Snelling receives about $44,000 a year in taxes from Chem-Nuclear, about half the town's annual budget, while Barnwell County receives about $1.2 million a year in taxes and other fees from the company, a large portion of which goes to the county school district. On the walls of Chem-Nuclear's lobby are posted numerous awards for its contributions to local education and civic endeavors.
David Ebenhack, a vice president at Chem-Nuclear, said the company welcomes visitors, and school groups often take field trips there. What they see is nothing startling--an expanse of grassy meadow that covers the deep trenches in which steel containers of wastes placed in concrete vaults are buried. In an open trench, workers on cranes situate the latest vaults containing debris, all numbered and computer-logged. Visitors wear clip-on instruments that record the amount of radioactivity they are exposed to--none on a visit this week--and sign consent forms stating that, at most, they will be exposed to less radiation than one receives from an X-ray.
What happens next is sure to be a heated debate, as the decision of the task force is passed on to the state legislature for final approval. One option more favorable to Chem-Nuclear would be to allow the status quo for the next 10 years or so, until Barnwell reaches capacity. But Hodges and other state officials fear that this leaves no room for the state's future needs.

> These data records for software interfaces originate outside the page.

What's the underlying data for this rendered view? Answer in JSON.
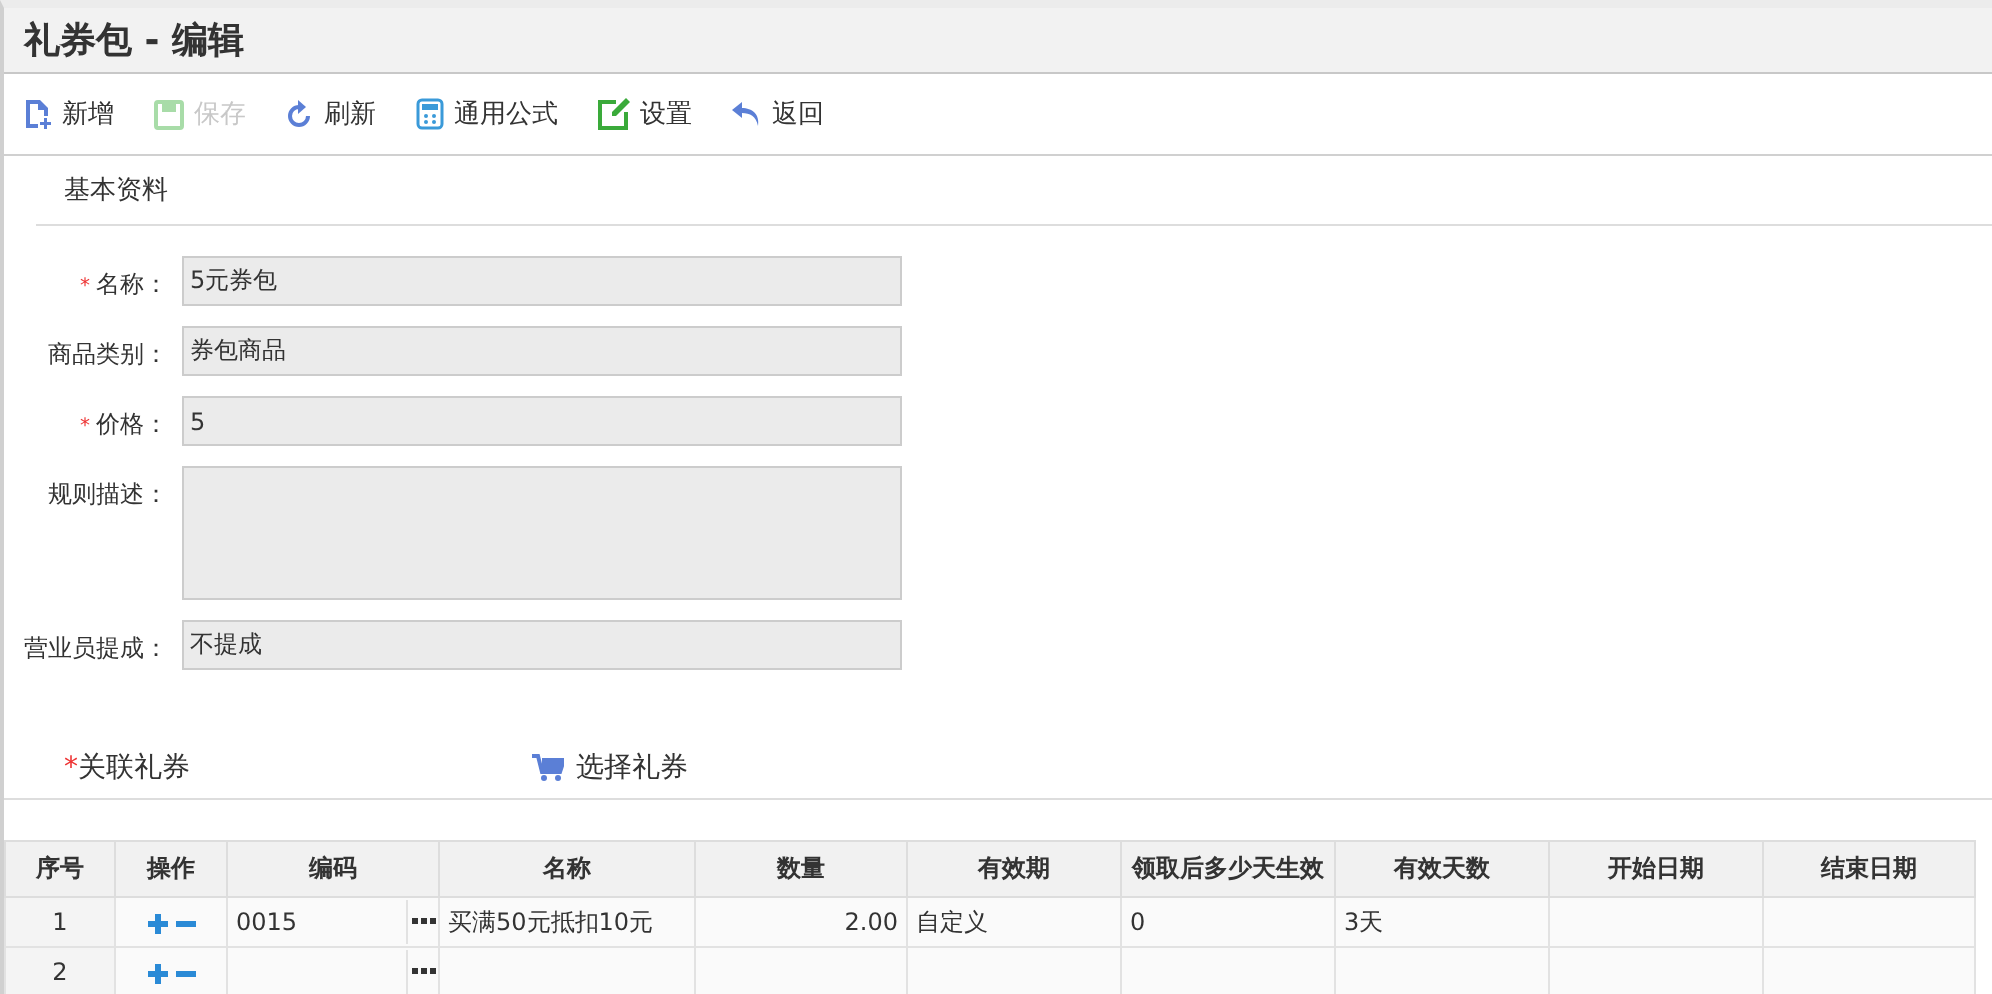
{
  "title": "礼券包 - 编辑",
  "toolbar": [
    {
      "kind": "new",
      "label": "新增",
      "disabled": false
    },
    {
      "kind": "save",
      "label": "保存",
      "disabled": true
    },
    {
      "kind": "refresh",
      "label": "刷新",
      "disabled": false
    },
    {
      "kind": "formula",
      "label": "通用公式",
      "disabled": false
    },
    {
      "kind": "settings",
      "label": "设置",
      "disabled": false
    },
    {
      "kind": "back",
      "label": "返回",
      "disabled": false
    }
  ],
  "section": "基本资料",
  "fields": [
    {
      "label": "名称：",
      "required_mark": "*",
      "value": "5元券包",
      "kind": "input"
    },
    {
      "label": "商品类别：",
      "value": "券包商品",
      "kind": "input"
    },
    {
      "label": "价格：",
      "required_mark": "*",
      "value": "5",
      "kind": "input"
    },
    {
      "label": "规则描述：",
      "kind": "textarea"
    },
    {
      "label": "营业员提成：",
      "value": "不提成",
      "kind": "input"
    }
  ],
  "related": {
    "label": "关联礼券",
    "required_mark": "*",
    "select_button": "选择礼券"
  },
  "table": {
    "columns": [
      "序号",
      "操作",
      "编码",
      "名称",
      "数量",
      "有效期",
      "领取后多少天生效",
      "有效天数",
      "开始日期",
      "结束日期"
    ],
    "rows": [
      {
        "index": "1",
        "code": "0015",
        "name": "买满50元抵扣10元",
        "quantity": "2.00",
        "validity": "自定义",
        "delay_days": "0",
        "valid_days": "3天"
      },
      {
        "index": "2"
      }
    ]
  }
}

"There's a fairly high fixed cost to operating a site like this," said Chem-Nuclear's Ebenhack, "and if they limit our market, if we are not profitable, well, we are not a philanthropy, we will have to close the site. We are always such an easy target."
CAPTION: Radioactive waste from hospitals, power plants and other sources is sealed in steel containers inside concrete vaults.
CAPTION: South Carolina's reputation as welcoming nuclear waste storage may change if this Chem-Nuclear Systems site is closed to waste from all but three states.
CAPTION: Tim Moore, mayor of Snelling, S.C., worked to bring Chem-Nuclear to his town. The facility's taxes funds nearly half the town's budget.